** Opening Material shown block **

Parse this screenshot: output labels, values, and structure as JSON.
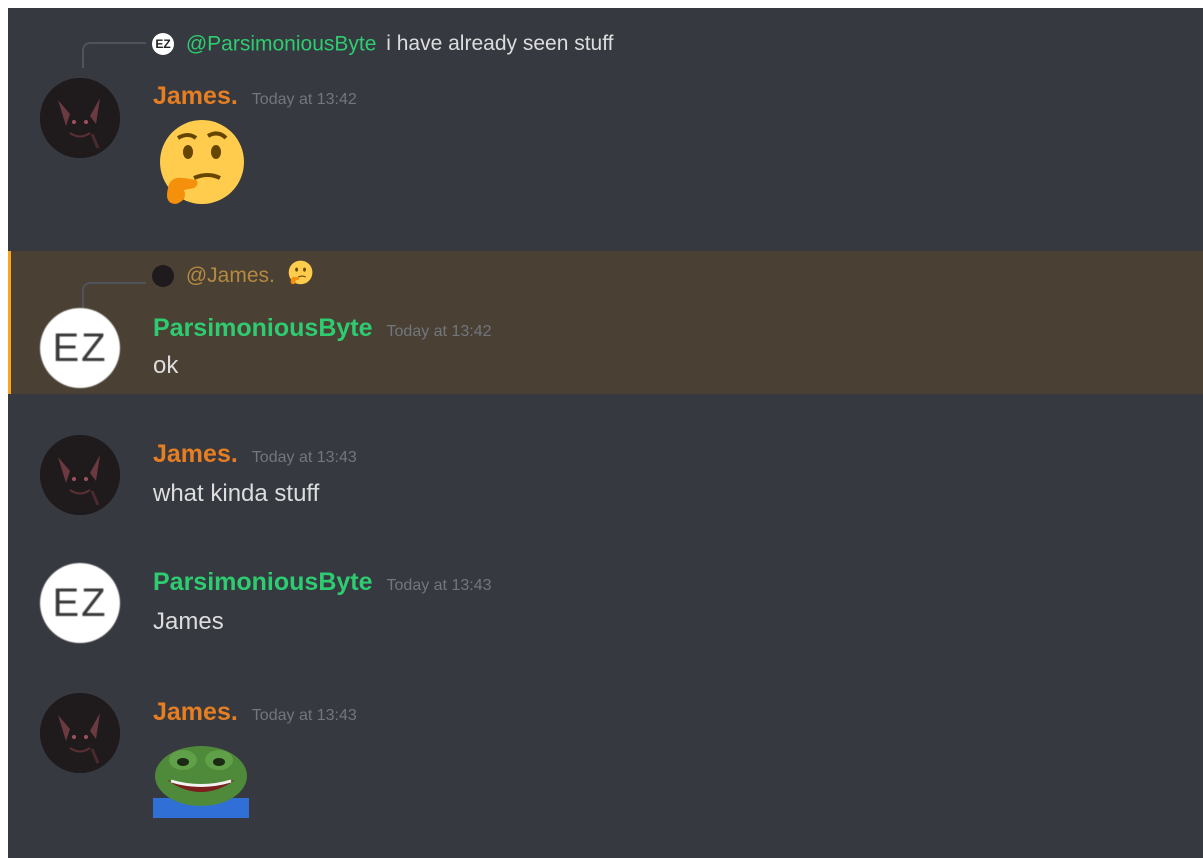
{
  "messages": [
    {
      "author": "James.",
      "timestamp": "Today at 13:42",
      "reply": {
        "mention": "@ParsimoniousByte",
        "text": "i have already seen stuff",
        "avatar_text": "EZ"
      },
      "content": "",
      "emoji": "thinking-face"
    },
    {
      "author": "ParsimoniousByte",
      "timestamp": "Today at 13:42",
      "reply": {
        "mention": "@James.",
        "text": "",
        "emoji": "thinking-face"
      },
      "content": "ok",
      "avatar_text": "EZ",
      "highlighted": true
    },
    {
      "author": "James.",
      "timestamp": "Today at 13:43",
      "content": "what kinda stuff"
    },
    {
      "author": "ParsimoniousByte",
      "timestamp": "Today at 13:43",
      "content": "James",
      "avatar_text": "EZ"
    },
    {
      "author": "James.",
      "timestamp": "Today at 13:43",
      "content": "",
      "emoji": "pepe-laugh-emote"
    }
  ],
  "colors": {
    "background": "#36393f",
    "mention_highlight": "#4a4034",
    "mention_border": "#faa61a",
    "james_name": "#e67e22",
    "parsimonious_name": "#2ecc71",
    "timestamp": "#72767d",
    "text": "#dcddde"
  }
}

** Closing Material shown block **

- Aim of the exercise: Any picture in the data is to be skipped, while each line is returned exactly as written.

- Task response:
Parse this screenshot: output labels, values, and structure as JSON.
{
  "messages": [
    {
      "author": "James.",
      "timestamp": "Today at 13:42",
      "reply": {
        "mention": "@ParsimoniousByte",
        "text": "i have already seen stuff",
        "avatar_text": "EZ"
      },
      "content": "",
      "emoji": "thinking-face"
    },
    {
      "author": "ParsimoniousByte",
      "timestamp": "Today at 13:42",
      "reply": {
        "mention": "@James.",
        "text": "",
        "emoji": "thinking-face"
      },
      "content": "ok",
      "avatar_text": "EZ",
      "highlighted": true
    },
    {
      "author": "James.",
      "timestamp": "Today at 13:43",
      "content": "what kinda stuff"
    },
    {
      "author": "ParsimoniousByte",
      "timestamp": "Today at 13:43",
      "content": "James",
      "avatar_text": "EZ"
    },
    {
      "author": "James.",
      "timestamp": "Today at 13:43",
      "content": "",
      "emoji": "pepe-laugh-emote"
    }
  ],
  "colors": {
    "background": "#36393f",
    "mention_highlight": "#4a4034",
    "mention_border": "#faa61a",
    "james_name": "#e67e22",
    "parsimonious_name": "#2ecc71",
    "timestamp": "#72767d",
    "text": "#dcddde"
  }
}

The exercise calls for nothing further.